“We didn’t think that a heavy fleece or a jacket pocket would provide enough of a signal to the sensor,” Saponas recalls. “We only included them during testing to demonstrate a full range of options. To our astonishment, they worked anyway. So we knew we had solved the toughest challenge, which was to figure out a reliable way to detect and segment strokes from the capacitive touch sensor through fabric.”
The defining difference of this work is adaptability. Touch devices such as touch screens are carefully engineered, manufactured, and calibrated to give users an optimal experience. PocketTouch is fundamentally different in that, instead of calibrating once for a particular surface, it calibrates continuously, adaptively optimizing the touch experience to account for different surfaces.
“Sometimes the best technologies are surprises to the people who build them,” Harrison grins. “This was an elegant idea that worked much better than we’d hoped. It's a blessing that researchers don't often get.”
Benko also stresses that both Wearable Multitouch Interaction and PocketTouch are evolutionary steps of a larger effort by Microsoft Research to investigate the unconventional use of touch in devices to extend Microsoft’s vision of ubiquitous computing. He notes that PocketTouch has a lineage dating to the Mouse 2.0 project and work on the multitouch pen, while Wearable Multitouch Interaction shares concepts in common with LightSpace.
“It’s interesting to isolate these projects,” Benko remarks, “But sometimes, it’s much more interesting to look at them as evolving toward a broader vision. We are trying to push the boundaries of this rich space of touch and gestures, making gestural interactions available on any surface and with any device.”
Besides the Wearable Multitouch Interaction and PocketTouch papers, five others from Microsoft Research are being presented during UIST 2012:
PocketTouch: Through-Fabric Capacitive Touch Input
T. Scott Saponas, Microsoft Research Redmond; Chris Harrison, Carnegie Mellon University; and Hrvoje Benko, Microsoft Research Redmond.
Pause-and-Play: Automatically Linking Screencast Video Tutorials with Applications
Suporn Pongnumkul, University of Washington; Mira Dontcheva, Adobe Systems; Wilmot Li, Adobe Systems; Jue Wang, Adobe Systems; Lubomir Bourdev, Adobe Systems; Shai Avidan, Adobe Systems; and Michael Cohen, Microsoft Research Redmond.

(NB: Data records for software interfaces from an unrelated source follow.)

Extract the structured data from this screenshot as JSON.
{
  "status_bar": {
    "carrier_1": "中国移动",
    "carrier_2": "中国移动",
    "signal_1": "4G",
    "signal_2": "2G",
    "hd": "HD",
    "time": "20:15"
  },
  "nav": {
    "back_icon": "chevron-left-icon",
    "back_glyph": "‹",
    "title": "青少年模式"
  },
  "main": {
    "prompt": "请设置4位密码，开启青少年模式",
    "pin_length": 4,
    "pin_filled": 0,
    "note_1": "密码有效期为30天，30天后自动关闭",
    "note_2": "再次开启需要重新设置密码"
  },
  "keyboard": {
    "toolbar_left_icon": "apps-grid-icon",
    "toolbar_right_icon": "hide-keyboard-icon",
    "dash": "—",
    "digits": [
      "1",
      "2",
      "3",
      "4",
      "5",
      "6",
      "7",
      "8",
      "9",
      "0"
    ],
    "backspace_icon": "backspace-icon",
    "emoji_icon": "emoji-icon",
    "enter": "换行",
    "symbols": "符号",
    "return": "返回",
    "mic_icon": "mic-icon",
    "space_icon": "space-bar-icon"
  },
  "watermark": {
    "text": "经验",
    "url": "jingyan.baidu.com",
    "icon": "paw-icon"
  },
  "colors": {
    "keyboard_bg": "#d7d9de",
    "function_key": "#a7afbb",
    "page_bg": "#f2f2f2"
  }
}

Access Overlays: Improving Non-Visual Access to Large Touch Screens for Blind Users
Shaun K. Kane, University of Washington and University of Maryland, Baltimore County; Meredith Ringel Morris, Microsoft Research Redmond; Annuska Perkins, Microsoft; Daniel Wigdor, University of Toronto and Microsoft Research Redmond; Richard E. Ladner, University of Washington; and Jacob O. Wobbrock, University of Washington.
Portico: Tangible Interaction on and Around a Tablet

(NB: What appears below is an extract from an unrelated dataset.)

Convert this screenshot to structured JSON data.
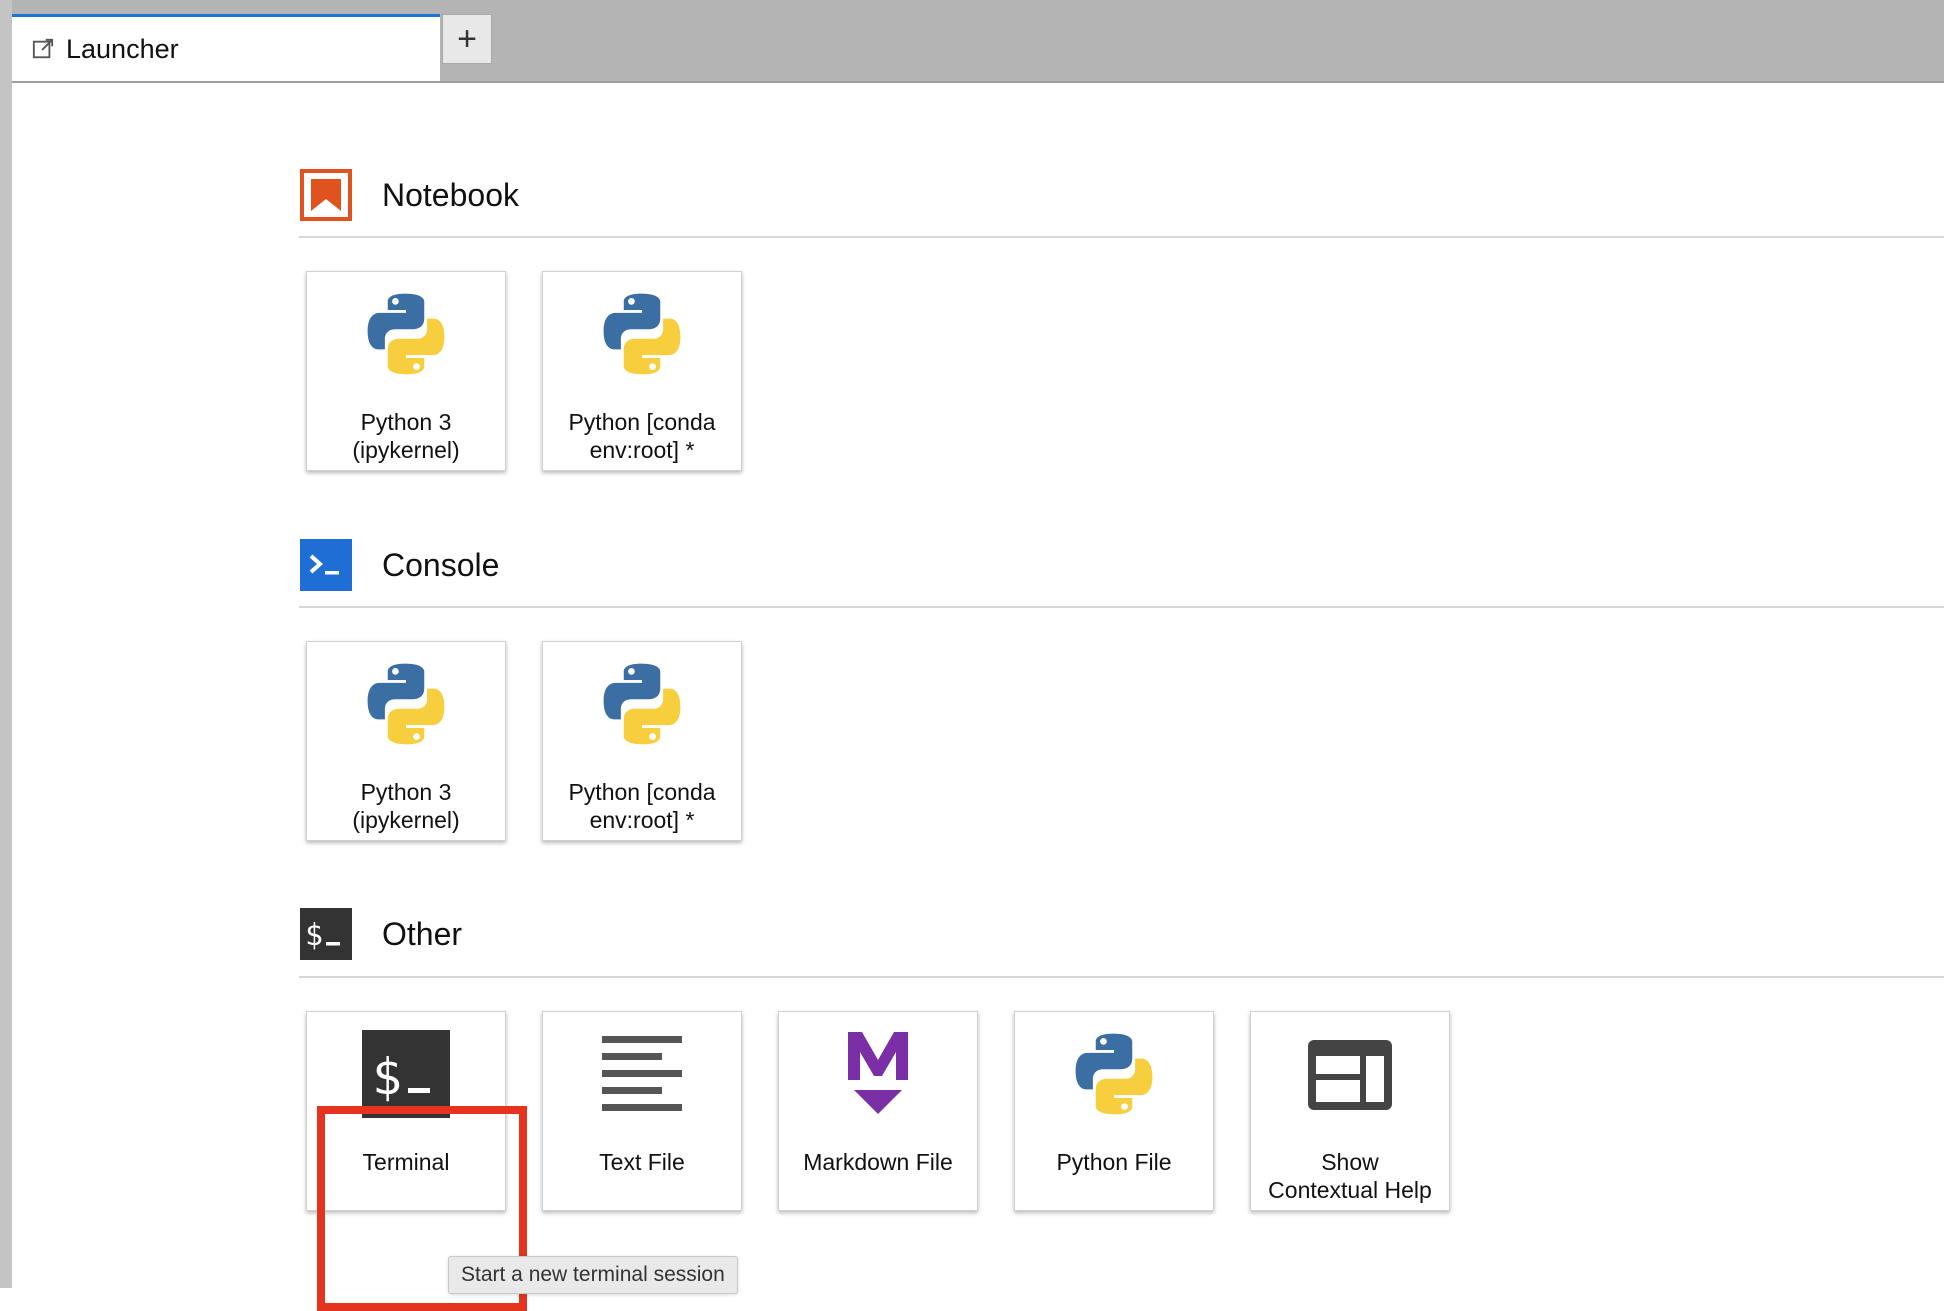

Daniel Avrahami, Intel and University of Washington; Jacob O. Wobbrock, University of Washington; and Shahram Izadi, Microsoft Research Cambridge.
KinectFusion: Real-time 3D Reconstruction and Interaction Using a Moving Depth Camera
Shahram Izadi, Microsoft Research Cambridge; David Kim, Microsoft Research Cambridge; Otmar Hilliges, Microsoft Research Cambridge; David Molyneaux, Microsoft Research Cambridge; Richard Newcombe, Imperial College London; Pushmeet Kohli, Microsoft Research Cambridge; Jamie Shotton, Microsoft Research Cambridge; Steve Hodges, Microsoft Research Cambridge; Dustin Freeman, University of Toronto; Andrew Davison, Imperial College London; and Andrew Fitzgibbon, Microsoft Research Cambridge.
Vermeer: Direct Interaction with a 360-degree Viewable 3D Display
Alex Butler, Microsoft Research Cambridge; Otmar Hilliges, Microsoft Research Cambridge; Shahram Izadi, Microsoft Research Cambridge; Steve Hodges, Microsoft Research Cambridge; David Molyneaux, Microsoft Research Cambridge; David Kim, Microsoft Research Cambridge; and Danny Kong, Microsoft Research Cambridge.